J&J is being sued and facing a class action lawsuit where the plaintiff alleges breaches of fiduciary duty and violations under ERISA specific to J&J’s mismanagement of prescription drug costs for their self-insured health plan participants.

The lawsuit alleges that J&J paid excessive fees to its pharmacy benefit manager (PBM) including overpayment for specialty generic drugs and markups on prescription drugs that went beyond reasonable levels, causing financial harm.

Here are two examples of overpayment cited in the lawsuit:

Overpayment to the PBM beyond reasonable mark up: paying the PBM $900 for a 90-day Rx for the generic form of Prilosec which can be filled at several pharmacies for under $20.

Overpayment to the PBM beyond reasonable mark up: paying the PBM $10,200 (NOT a typo!!) for a 90-day Rx for the generic form of a drug that treats MS which can be filled at several pharmacies for under $80.

IMA comment: plan sponsors as fiduciaries must act in that capacity. Even if the plan sponsors/fiduciaries weren’t aware of the alleged egregious overpayments to the PBM, they had a duty to stay informed and manage the plan in the best interest of the plan participants.

Hold on for this twist: The suit also accuses J&J of profiting from the plan because some of the more expensive medications paid for by the plan were actually sold by J&J.

What is fiduciary duty as it relates to a company’s group health plan? This is covered under ERISA §404. In short, fiduciaries are required to perform their duties solely in the interest of participants and beneficiaries with the skill, prudence, and diligence that a prudent person acting in a like capacity would use. They must also avoid conflicts of interest.

IMA comment: fiduciary duty would not be upheld if a plan sponsor paid their PBM 250 times the going rate of a drug!

Do all plan sponsors have a fiduciary duty or only some? Most do. ERISA fiduciary responsibilities apply when plan assets are involved. For most employer-sponsored health benefits, plan assets consist of employee contributions and plan funds that are held in trust. Very few employers who are subject to ERISA use a trust to fund their employer-sponsored health insurance plans, so it is principally the use of employee contributions and how benefits are paid that is relevant to most employers.

Who should be named a plan fiduciary? Typically, this is an individual, or sometimes a committee of people, working for the plan sponsor with decision-making authority. However, fiduciary status can also flow from the plan functions performed by a person who is not otherwise named as a fiduciary. It is not a person’s title, office, or other formal designation that determines fiduciary status.

How is this lawsuit meaningful to employers who sponsor a health plan? In general, the lawsuit is a reminder that plan sponsors have an obligation to regularly monitor benefit compliance requirements and to operate their employer-sponsored plans accordingly. The responsibility of doing so can be separated into two categories:
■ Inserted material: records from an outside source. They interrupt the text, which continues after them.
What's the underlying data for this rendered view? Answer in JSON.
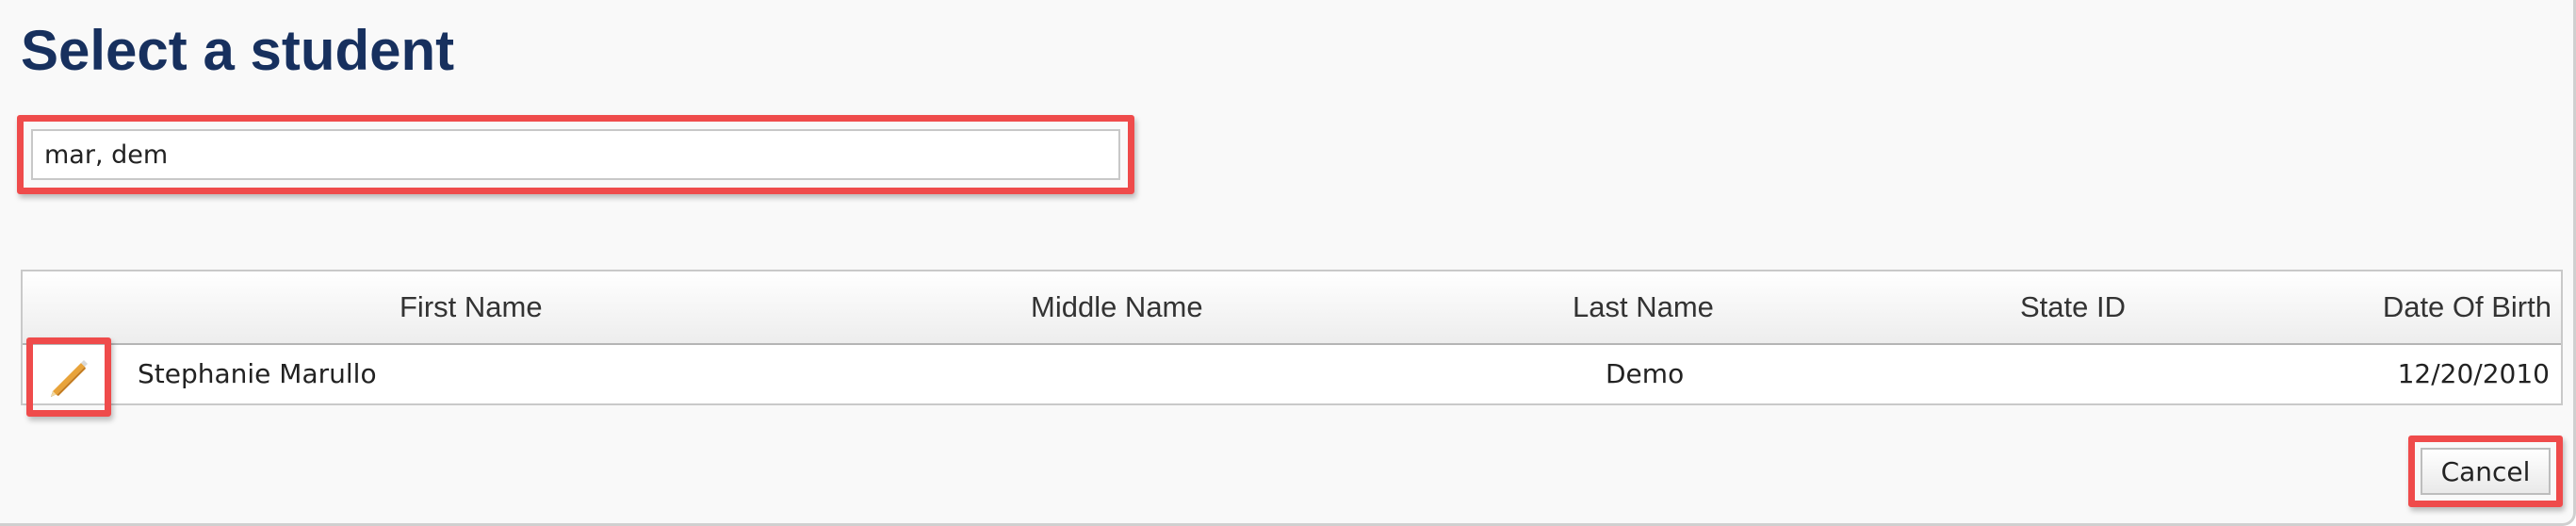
{
  "dialog": {
    "title": "Select a student"
  },
  "search": {
    "value": "mar, dem"
  },
  "table": {
    "columns": [
      "First Name",
      "Middle Name",
      "Last Name",
      "State ID",
      "Date Of Birth"
    ],
    "rows": [
      {
        "first_name": "Stephanie Marullo",
        "middle_name": "",
        "last_name": "Demo",
        "state_id": "",
        "date_of_birth": "12/20/2010",
        "action_icon": "pencil-icon"
      }
    ]
  },
  "actions": {
    "cancel_label": "Cancel"
  },
  "colors": {
    "title": "#17305e",
    "highlight": "#ef4b4b"
  }
}
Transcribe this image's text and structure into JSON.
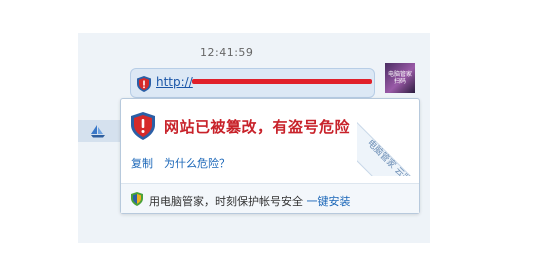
{
  "chat": {
    "timestamp": "12:41:59",
    "link_text": "http://"
  },
  "avatar": {
    "label": "电脑管家 扫码"
  },
  "warning": {
    "title": "网站已被篡改，有盗号危险",
    "copy_label": "复制",
    "why_label": "为什么危险？",
    "ribbon_label": "电脑管家 云鉴定"
  },
  "footer": {
    "text": "用电脑管家，时刻保护帐号安全",
    "install_label": "一键安装"
  },
  "colors": {
    "danger_red": "#c8222a",
    "link_blue": "#1a66b8",
    "shield_red": "#d62a2a",
    "shield_blue": "#2b5fa6",
    "shield_green": "#4aa23a",
    "shield_yellow": "#f0b020"
  }
}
Fully insured plans: the carriers play a significant role and share in the compliance responsibility with the employer plan sponsor.

Self-insured plans: there is an increased level of responsibility for the employer, although the employer will typically contract with third party vendors to assist in meeting its obligations. The employer’s fiduciary responsibility is primarily to carefully select vendors and monitor their compliance with applicable rules to the best of their ability.

Potential next steps for employers

The more direct involvement an employer has in plan operations and decisions the more responsibility the employer plan sponsor bears. The following are some steps employers can take to minimize the risk of fiduciary liability:

  • Include a compliance responsibility analysis as a critical part of the vendor selection process.
  • Review vendor contracts and consider including indemnification provisions that protect the employer as plan sponsor.
  • Consider purchasing fiduciary liability insurance.


IMA will continue to monitor regulator guidance and offer meaningful, practical, timely information.

This material should not be considered as a substitute for legal, tax and/or actuarial advice. Contact the appropriate professional counsel for such matters. These materials are not exhaustive and are subject to possible changes in applicable laws, rules, and regulations and their interpretations.